Inclusive BDS service provision in Uganda - Lessons Learned
The 2015 Global Entrepreneurship Monitor (GEM) index ranked Uganda as one of “the most entrepreneurial economies in the world”. It is estimated that SME’s in Uganda constitute 90 per cent of the private sector and contribute approximately 75 per cent of GDP signifying their importance in the economic development of the country. However SME growth and its survival in Uganda faces severe constraints. About 78 per cent of all new SME’s in Uganda do not survive beyond their first anniversary.
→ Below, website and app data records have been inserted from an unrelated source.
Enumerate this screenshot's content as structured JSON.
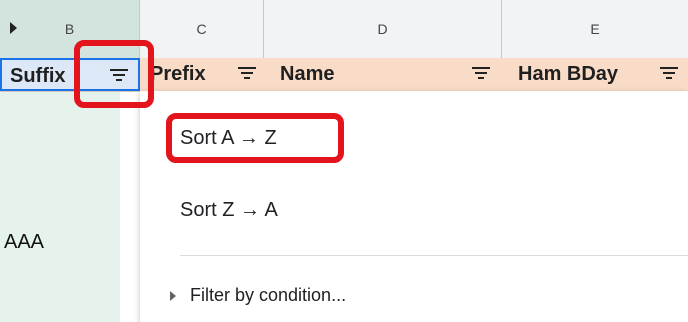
{
  "columns": {
    "b": "B",
    "c": "C",
    "d": "D",
    "e": "E"
  },
  "headers": {
    "suffix": "Suffix",
    "prefix": "Prefix",
    "name": "Name",
    "ham_bday": "Ham BDay"
  },
  "cells": {
    "row_aaa": "AAA"
  },
  "menu": {
    "sort_az": "Sort A → Z",
    "sort_za": "Sort Z → A",
    "filter_by_condition": "Filter by condition..."
  },
  "colors": {
    "highlight": "#e3141b",
    "header_bg": "#f8dcc7",
    "selection_border": "#1a73e8"
  }
}
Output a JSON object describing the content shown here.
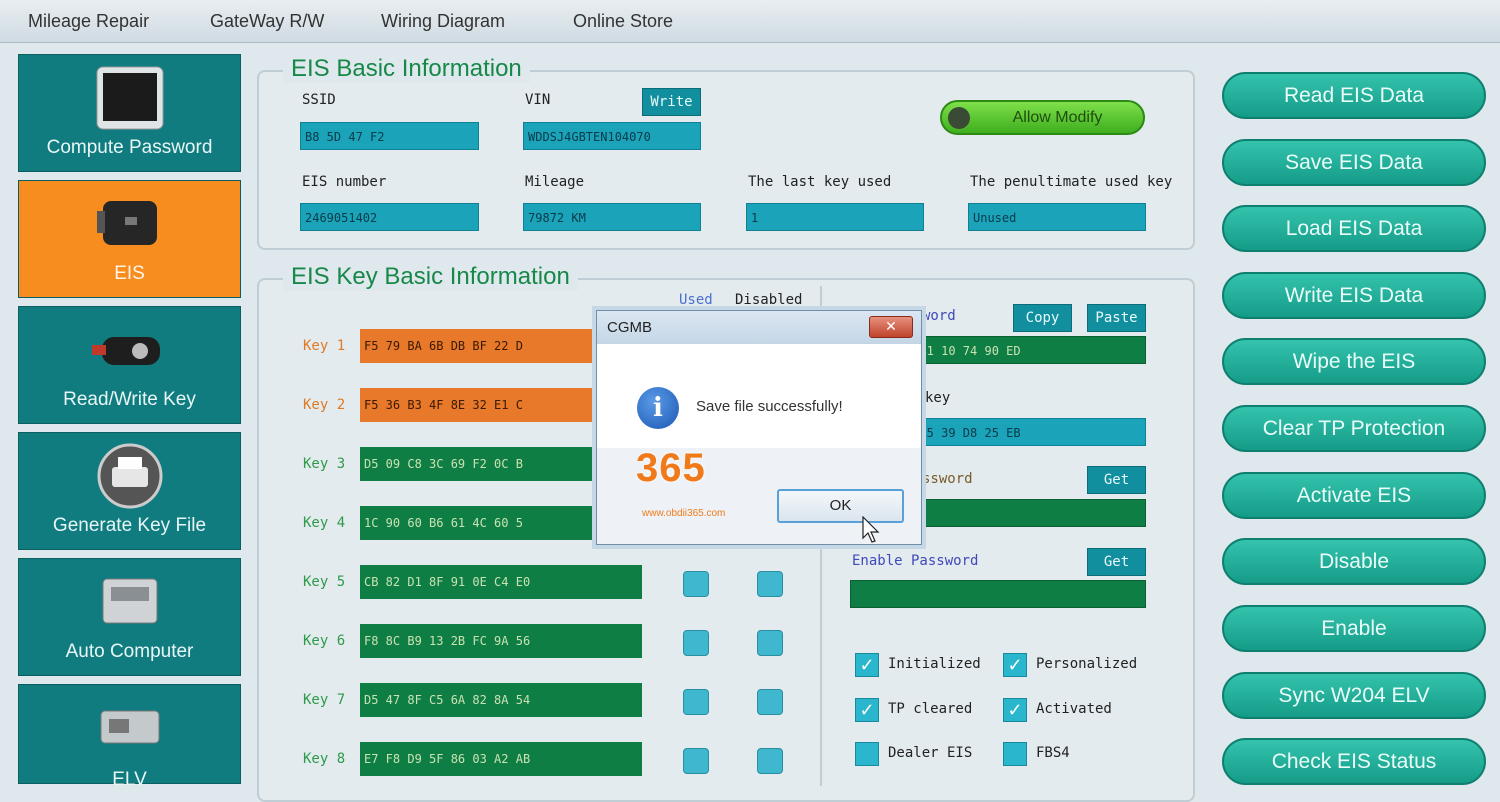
{
  "menu": [
    "Mileage Repair",
    "GateWay R/W",
    "Wiring Diagram",
    "Online Store"
  ],
  "sidebar": [
    {
      "label": "Compute Password",
      "icon": "monitor-icon",
      "active": false
    },
    {
      "label": "EIS",
      "icon": "eis-module-icon",
      "active": true
    },
    {
      "label": "Read/Write Key",
      "icon": "car-key-icon",
      "active": false
    },
    {
      "label": "Generate Key File",
      "icon": "printer-icon",
      "active": false
    },
    {
      "label": "Auto Computer",
      "icon": "ecu-icon",
      "active": false
    },
    {
      "label": "ELV",
      "icon": "elv-module-icon",
      "active": false
    }
  ],
  "basic": {
    "title": "EIS Basic Information",
    "ssid_label": "SSID",
    "ssid_value": "B8 5D 47 F2",
    "vin_label": "VIN",
    "vin_value": "WDDSJ4GBTEN104070",
    "write_label": "Write",
    "allow_modify_label": "Allow Modify",
    "eis_number_label": "EIS number",
    "eis_number_value": "2469051402",
    "mileage_label": "Mileage",
    "mileage_value": "79872 KM",
    "last_key_label": "The last key used",
    "last_key_value": "1",
    "penultimate_label": "The penultimate used key",
    "penultimate_value": "Unused"
  },
  "keys": {
    "title": "EIS Key Basic Information",
    "used_header": "Used",
    "disabled_header": "Disabled",
    "rows": [
      {
        "label": "Key 1",
        "value": "F5 79 BA 6B DB BF 22 D",
        "state": "orange"
      },
      {
        "label": "Key 2",
        "value": "F5 36 B3 4F 8E 32 E1 C",
        "state": "orange"
      },
      {
        "label": "Key 3",
        "value": "D5 09 C8 3C 69 F2 0C B",
        "state": "green"
      },
      {
        "label": "Key 4",
        "value": "1C 90 60 B6 61 4C 60 5",
        "state": "green"
      },
      {
        "label": "Key 5",
        "value": "CB 82 D1 8F 91 0E C4 E0",
        "state": "green"
      },
      {
        "label": "Key 6",
        "value": "F8 8C B9 13 2B FC 9A 56",
        "state": "green"
      },
      {
        "label": "Key 7",
        "value": "D5 47 8F C5 6A 82 8A 54",
        "state": "green"
      },
      {
        "label": "Key 8",
        "value": "E7 F8 D9 5F 86 03 A2 AB",
        "state": "green"
      }
    ]
  },
  "right_panel": {
    "password_label": "word",
    "copy_label": "Copy",
    "paste_label": "Paste",
    "password_value": "F B1 10 74 90 ED",
    "key_label": "key",
    "key_value": "C B5 39 D8 25 EB",
    "get_password_label": "ssword",
    "get1_label": "Get",
    "enable_password_label": "Enable Password",
    "get2_label": "Get"
  },
  "status": [
    {
      "label": "Initialized",
      "checked": true
    },
    {
      "label": "Personalized",
      "checked": true
    },
    {
      "label": "TP cleared",
      "checked": true
    },
    {
      "label": "Activated",
      "checked": true
    },
    {
      "label": "Dealer EIS",
      "checked": false
    },
    {
      "label": "FBS4",
      "checked": false
    }
  ],
  "actions": [
    "Read  EIS Data",
    "Save EIS Data",
    "Load EIS Data",
    "Write EIS Data",
    "Wipe the EIS",
    "Clear TP Protection",
    "Activate EIS",
    "Disable",
    "Enable",
    "Sync W204 ELV",
    "Check EIS Status"
  ],
  "dialog": {
    "title": "CGMB",
    "message": "Save file successfully!",
    "ok_label": "OK",
    "close_icon": "close-icon",
    "info_icon": "info-icon"
  },
  "watermark": {
    "logo": "365",
    "url": "www.obdii365.com"
  }
}
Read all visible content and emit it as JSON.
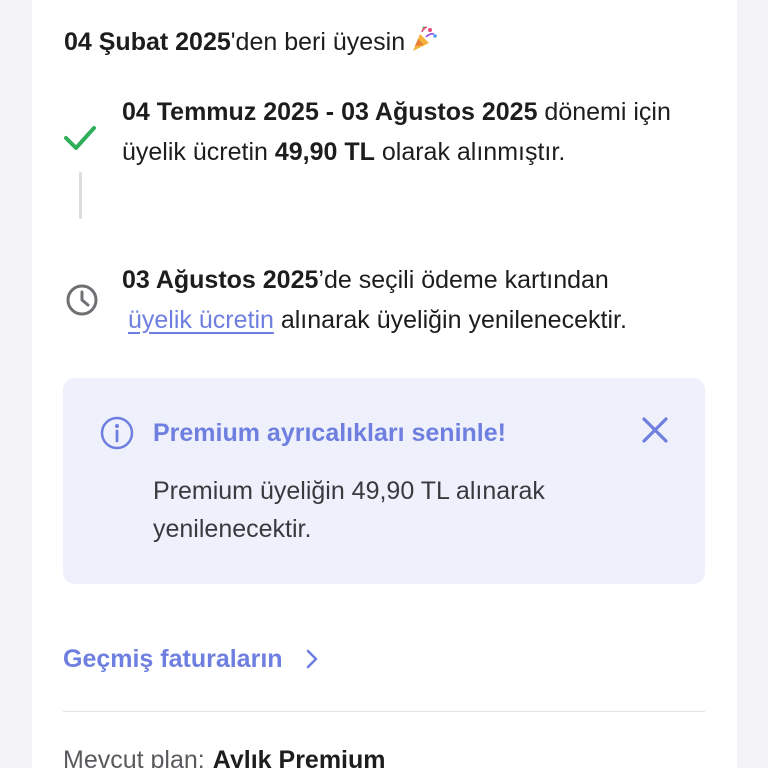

The main causes of these SME business failures are recapped below
The Top Twelve causes of SME business failures in Uganda
· Lack of business management and entrepreneurship skills
· Limited access to affordable finance
· Lack of business and financial planning
· Poor business records management
· Deficient corporate governance
· Poor banking and borrowing history
· A culture that disrespects business contracts
· Poor management of family businesses
· Poor savings culture
· Employing relatives and unavailability to supervise business
· Lack of financial discipline by business owners
· Short term business outlook
With such challenges of business failure, the case for BDS provision in Uganda is obvious. It not a coincidence therefore that a 2015 market survey carried out by the BID Network on BDS service provision in Uganda listed the top 5 services most demanded and most offered as being: Business plan development, Business to finance brokering, Financial management training & investment readiness Governance support and Mentoring & Coaching.
However in providing BDS to inclusive business SMEs in Uganda we at BSpace have learned some lessons which we would wish to share with other BDS providers in Uganda in order to improve the effectiveness of the current market offer. We do this in the belief that as BDS providers we are complementing each other and we are not competitors - Yet. There is still room for all of us in the BDS market space. Our Top 5 Lessons learned on BDS provision in Uganda are:
- Tailor made BDS is effective but takes time to develop and execute – Unlike other BDS service providers BSpace offers the option of tailor made BDS which takes longer to develop and execute than generic BDS but is more effective. Developing a new brand for a product can take weeks of back and forth discussions between a consultant and business owner with no decisions being made. A Go- to-market strategy takes three months to develop and execute.
- SMEs can pay for BDS support - A myth has been created that SMEs in Uganda are too financially constrained to pay for quality BDS. We beg to defer. Our experiences shows that quality BDS provision can unlock the willingness by SME’s to pay for BDS. However some form of initial subsidised BDS offer is necessary to get the SMES convinced to participate in any paid for, subsidised or cost sharing BDS arrangements.
- There is a missing link between BDS Provision and investment - Discussions with market actors in the BDS and investment space reveal that there are many accelerator and incubation programs in Uganda who provide different forms of BDS services but very few of them provide funding as part of their offer - yet nearly 100% of the BDS recipients mention affordable funding as a key need to nurture their start-ups or scale up their businesses. This means that there is gap in the market to link accelerator and incubation program ‘graduates’ to affordable finance
- The classroom experience is indispensable – Bringing together SME owners in a classroom environment was not in our initial BDS offers. But with cross cutting themes emerging among SMEs the class room experience has been added to our offer as an effective way of dealing with cross cutting issues e.g. Governance. This has turned out to be a good strategy as at times SME owners pick business ideas and solutions to their SMEs not from the BDS service providers but from their fellow SMEs owners
- Harnessing and measuring the full impact of BDS needs time - While the outputs of the BDS programs are easily realisable and quantifiable, realising and measuring the outcomes (effects of the outputs) takes much longer to be realised beyond the life of BDS. Yet most BDS service providers do not factor this in their plans. The impact of a new brand strategy to an SME’s sales volumes and market share OR the impact of product rationalisation to an SME’s profit margins.
This blog is part of the September 2016 series on Inclusive Business Development Services, in partnership with the Inclusive Business Accelerator. Don’t miss the whole series on support available to inclusive business from practitioners, donors and intermediaries including Afrilabs, DFID, Endeva, EY and many more…